■ Work required ■
Copy out the lines below that hold the word "down".
===============
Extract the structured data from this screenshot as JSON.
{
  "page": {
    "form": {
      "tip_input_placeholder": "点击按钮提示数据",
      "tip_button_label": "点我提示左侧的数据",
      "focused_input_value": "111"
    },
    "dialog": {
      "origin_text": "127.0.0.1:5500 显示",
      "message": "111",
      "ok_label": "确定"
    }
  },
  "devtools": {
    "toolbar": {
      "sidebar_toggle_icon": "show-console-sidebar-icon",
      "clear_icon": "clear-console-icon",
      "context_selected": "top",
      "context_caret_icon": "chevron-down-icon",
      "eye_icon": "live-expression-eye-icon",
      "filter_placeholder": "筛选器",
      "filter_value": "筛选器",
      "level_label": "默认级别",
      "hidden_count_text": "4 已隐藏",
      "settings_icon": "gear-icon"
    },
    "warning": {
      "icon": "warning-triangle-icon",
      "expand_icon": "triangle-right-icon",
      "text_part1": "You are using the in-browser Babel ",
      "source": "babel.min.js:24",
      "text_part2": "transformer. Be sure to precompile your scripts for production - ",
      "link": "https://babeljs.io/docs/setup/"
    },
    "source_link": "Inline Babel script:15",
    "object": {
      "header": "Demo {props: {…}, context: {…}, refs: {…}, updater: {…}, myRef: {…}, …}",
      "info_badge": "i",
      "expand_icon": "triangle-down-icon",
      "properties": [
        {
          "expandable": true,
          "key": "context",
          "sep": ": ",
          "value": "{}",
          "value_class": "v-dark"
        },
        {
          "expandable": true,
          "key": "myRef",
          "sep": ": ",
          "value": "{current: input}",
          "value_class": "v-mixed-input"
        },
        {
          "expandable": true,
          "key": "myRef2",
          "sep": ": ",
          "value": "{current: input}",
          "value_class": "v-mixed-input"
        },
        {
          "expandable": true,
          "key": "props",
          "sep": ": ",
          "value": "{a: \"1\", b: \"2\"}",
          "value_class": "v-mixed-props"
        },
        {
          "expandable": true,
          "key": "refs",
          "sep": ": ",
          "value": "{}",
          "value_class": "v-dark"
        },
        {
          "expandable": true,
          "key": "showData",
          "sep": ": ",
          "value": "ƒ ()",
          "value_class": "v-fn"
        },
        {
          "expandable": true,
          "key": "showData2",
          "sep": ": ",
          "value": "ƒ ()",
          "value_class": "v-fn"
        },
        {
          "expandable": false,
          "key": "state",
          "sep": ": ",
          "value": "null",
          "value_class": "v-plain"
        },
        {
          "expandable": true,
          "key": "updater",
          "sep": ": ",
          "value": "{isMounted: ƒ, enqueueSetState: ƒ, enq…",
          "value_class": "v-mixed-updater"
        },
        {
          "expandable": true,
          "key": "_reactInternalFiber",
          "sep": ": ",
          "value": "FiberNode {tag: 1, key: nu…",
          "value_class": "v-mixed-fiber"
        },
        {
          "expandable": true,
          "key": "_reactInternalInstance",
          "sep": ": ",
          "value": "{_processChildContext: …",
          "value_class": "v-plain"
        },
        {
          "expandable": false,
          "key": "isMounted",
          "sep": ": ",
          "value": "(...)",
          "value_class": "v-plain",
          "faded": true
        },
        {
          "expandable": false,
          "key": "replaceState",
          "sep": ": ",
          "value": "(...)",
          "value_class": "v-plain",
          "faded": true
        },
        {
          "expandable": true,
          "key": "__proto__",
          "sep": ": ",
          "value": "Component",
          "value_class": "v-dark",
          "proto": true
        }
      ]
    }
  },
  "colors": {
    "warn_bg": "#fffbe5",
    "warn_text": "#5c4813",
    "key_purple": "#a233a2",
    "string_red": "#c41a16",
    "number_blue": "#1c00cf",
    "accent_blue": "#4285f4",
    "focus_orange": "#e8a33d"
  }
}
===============
■ Solution ■
      "context_caret_icon": "chevron-down-icon",
      "expand_icon": "triangle-down-icon",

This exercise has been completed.